## TASK DETAILS
Select all lines holding the word "member" from the entries that follow.

## STORED DATA
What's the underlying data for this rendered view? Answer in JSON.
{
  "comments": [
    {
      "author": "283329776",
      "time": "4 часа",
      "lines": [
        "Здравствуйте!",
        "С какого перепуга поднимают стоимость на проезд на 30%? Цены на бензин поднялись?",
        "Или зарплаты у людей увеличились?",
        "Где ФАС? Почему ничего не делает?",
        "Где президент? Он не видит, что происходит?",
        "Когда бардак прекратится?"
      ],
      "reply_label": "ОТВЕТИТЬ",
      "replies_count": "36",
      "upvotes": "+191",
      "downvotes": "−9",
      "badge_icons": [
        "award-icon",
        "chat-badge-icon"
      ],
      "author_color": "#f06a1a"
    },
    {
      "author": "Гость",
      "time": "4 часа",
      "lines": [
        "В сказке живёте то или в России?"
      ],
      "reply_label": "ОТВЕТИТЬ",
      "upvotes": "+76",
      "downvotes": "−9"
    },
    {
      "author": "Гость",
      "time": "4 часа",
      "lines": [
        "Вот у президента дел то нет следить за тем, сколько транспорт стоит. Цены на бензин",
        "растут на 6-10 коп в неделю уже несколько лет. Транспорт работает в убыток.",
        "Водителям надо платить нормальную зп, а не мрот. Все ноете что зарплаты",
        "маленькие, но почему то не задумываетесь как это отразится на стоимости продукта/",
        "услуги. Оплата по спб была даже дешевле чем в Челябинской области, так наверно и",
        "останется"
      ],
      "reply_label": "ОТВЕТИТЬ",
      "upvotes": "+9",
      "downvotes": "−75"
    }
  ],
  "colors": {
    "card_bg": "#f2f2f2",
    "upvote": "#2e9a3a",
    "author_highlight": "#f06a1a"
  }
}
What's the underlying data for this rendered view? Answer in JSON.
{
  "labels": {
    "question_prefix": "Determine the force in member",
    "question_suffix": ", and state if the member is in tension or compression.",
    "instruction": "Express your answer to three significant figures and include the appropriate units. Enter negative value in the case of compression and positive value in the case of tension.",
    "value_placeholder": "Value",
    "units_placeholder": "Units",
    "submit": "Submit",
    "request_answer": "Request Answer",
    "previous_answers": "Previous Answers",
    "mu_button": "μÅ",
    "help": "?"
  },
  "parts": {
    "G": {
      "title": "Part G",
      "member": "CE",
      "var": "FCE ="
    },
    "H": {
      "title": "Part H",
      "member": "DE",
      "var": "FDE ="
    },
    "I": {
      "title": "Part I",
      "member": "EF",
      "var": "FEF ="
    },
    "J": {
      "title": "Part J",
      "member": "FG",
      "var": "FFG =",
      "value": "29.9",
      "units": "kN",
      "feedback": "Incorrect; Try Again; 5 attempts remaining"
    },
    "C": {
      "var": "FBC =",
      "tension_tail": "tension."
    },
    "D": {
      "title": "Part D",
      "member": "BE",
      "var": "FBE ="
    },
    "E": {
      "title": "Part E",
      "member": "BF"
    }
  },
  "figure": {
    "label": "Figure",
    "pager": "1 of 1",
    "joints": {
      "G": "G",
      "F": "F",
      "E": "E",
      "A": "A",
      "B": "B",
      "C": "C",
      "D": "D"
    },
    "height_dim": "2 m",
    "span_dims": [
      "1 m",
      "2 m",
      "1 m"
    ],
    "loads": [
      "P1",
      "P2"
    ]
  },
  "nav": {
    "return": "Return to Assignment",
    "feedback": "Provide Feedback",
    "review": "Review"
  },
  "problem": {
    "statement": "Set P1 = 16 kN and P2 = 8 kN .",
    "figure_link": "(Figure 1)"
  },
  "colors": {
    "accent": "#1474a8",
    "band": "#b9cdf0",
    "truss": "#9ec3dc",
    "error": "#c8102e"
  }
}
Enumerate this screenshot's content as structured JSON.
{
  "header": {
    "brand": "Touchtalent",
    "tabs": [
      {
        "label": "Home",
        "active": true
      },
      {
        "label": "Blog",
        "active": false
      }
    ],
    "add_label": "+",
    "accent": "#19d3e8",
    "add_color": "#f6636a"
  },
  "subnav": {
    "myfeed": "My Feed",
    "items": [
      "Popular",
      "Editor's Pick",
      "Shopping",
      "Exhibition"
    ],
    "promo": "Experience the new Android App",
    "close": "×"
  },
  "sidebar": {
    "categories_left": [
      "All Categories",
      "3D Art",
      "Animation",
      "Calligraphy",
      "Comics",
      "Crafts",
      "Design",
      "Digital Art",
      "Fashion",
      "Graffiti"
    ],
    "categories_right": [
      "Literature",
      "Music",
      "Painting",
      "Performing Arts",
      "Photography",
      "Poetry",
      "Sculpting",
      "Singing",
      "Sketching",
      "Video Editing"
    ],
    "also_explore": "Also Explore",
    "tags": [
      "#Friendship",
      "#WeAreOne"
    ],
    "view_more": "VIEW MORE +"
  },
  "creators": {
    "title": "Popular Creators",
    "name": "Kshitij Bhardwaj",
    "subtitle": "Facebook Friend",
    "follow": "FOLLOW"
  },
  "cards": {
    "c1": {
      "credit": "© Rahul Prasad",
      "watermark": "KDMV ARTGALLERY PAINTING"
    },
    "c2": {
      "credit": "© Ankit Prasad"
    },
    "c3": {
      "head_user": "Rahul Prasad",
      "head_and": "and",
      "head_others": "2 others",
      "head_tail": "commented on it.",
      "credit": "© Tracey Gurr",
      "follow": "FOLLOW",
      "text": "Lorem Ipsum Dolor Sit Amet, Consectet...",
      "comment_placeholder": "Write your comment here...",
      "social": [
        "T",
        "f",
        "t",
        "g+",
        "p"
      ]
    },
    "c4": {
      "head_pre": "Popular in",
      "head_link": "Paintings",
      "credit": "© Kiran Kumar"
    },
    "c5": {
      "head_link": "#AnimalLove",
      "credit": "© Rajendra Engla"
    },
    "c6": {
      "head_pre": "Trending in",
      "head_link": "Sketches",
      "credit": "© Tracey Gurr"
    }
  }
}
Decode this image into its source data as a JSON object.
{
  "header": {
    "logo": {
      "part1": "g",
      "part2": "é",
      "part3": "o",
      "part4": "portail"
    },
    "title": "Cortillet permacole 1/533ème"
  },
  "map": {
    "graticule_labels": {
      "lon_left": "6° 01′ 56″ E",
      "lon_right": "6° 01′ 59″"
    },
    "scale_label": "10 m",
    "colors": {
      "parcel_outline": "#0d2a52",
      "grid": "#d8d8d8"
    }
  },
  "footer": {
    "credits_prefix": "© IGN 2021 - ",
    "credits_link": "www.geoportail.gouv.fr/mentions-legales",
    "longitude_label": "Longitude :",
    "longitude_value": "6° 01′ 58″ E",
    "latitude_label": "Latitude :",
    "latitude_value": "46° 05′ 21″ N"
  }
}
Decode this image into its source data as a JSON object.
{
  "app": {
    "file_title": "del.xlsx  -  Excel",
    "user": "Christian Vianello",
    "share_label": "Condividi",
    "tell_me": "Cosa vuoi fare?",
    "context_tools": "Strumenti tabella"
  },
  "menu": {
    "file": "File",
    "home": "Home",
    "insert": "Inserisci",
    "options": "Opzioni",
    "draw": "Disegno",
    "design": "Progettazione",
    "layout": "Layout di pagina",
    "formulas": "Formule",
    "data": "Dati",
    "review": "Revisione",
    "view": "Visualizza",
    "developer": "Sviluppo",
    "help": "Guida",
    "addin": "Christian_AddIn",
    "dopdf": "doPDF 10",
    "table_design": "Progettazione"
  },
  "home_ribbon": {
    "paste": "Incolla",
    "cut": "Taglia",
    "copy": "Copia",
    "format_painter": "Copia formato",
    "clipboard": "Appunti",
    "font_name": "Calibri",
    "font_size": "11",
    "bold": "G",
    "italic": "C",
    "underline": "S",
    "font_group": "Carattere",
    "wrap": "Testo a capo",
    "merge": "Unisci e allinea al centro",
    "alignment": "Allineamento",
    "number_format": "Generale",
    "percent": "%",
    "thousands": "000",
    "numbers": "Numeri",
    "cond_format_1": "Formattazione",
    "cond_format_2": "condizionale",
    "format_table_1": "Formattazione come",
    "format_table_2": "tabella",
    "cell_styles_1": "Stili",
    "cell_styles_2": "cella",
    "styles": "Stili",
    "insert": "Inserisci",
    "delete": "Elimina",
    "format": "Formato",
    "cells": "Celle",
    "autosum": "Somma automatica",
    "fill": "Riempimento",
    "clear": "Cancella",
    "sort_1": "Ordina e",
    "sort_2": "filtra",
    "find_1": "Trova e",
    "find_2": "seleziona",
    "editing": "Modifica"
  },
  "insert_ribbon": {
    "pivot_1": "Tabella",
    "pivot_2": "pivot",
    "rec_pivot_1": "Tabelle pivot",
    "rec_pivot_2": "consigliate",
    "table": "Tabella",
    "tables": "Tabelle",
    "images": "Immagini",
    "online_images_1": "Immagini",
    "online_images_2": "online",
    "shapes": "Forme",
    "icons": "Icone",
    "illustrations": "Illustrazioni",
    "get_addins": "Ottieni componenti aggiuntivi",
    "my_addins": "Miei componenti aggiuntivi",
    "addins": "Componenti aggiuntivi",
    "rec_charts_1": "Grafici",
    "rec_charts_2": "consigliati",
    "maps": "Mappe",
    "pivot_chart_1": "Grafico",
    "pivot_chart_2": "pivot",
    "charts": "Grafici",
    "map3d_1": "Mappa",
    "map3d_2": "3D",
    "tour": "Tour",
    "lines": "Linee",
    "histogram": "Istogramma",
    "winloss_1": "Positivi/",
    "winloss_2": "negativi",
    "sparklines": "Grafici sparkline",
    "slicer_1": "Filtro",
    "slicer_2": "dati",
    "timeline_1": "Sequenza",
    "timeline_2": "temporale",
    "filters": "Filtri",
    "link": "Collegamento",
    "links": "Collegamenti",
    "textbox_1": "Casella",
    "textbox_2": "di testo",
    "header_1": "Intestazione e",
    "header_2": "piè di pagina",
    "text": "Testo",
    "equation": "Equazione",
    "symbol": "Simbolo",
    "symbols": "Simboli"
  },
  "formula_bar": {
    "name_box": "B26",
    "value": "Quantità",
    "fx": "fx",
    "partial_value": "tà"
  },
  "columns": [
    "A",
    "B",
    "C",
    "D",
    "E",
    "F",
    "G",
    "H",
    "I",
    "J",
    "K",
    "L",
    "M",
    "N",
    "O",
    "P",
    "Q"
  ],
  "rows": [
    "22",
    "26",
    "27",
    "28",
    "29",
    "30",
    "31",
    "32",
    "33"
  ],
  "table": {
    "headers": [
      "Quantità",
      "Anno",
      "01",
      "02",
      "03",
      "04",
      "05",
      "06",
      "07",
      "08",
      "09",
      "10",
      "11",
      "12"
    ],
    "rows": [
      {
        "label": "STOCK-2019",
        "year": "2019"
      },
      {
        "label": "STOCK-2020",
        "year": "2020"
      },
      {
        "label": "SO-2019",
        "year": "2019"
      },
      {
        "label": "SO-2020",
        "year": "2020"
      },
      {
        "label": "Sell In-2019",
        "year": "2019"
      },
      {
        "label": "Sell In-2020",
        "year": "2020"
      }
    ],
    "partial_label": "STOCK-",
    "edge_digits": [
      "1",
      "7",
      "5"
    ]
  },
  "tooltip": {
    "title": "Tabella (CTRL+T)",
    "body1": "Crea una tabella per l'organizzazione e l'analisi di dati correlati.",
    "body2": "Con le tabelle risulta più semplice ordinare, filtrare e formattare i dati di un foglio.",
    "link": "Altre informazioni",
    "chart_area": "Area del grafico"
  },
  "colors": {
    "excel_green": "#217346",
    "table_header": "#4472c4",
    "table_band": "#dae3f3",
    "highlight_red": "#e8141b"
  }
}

## SOLUTION BELOW
    "question_prefix": "Determine the force in member",
    "question_suffix": ", and state if the member is in tension or compression.",
      "member": "CE",
      "member": "DE",
      "member": "EF",
      "member": "FG",
      "member": "BE",
      "member": "BF"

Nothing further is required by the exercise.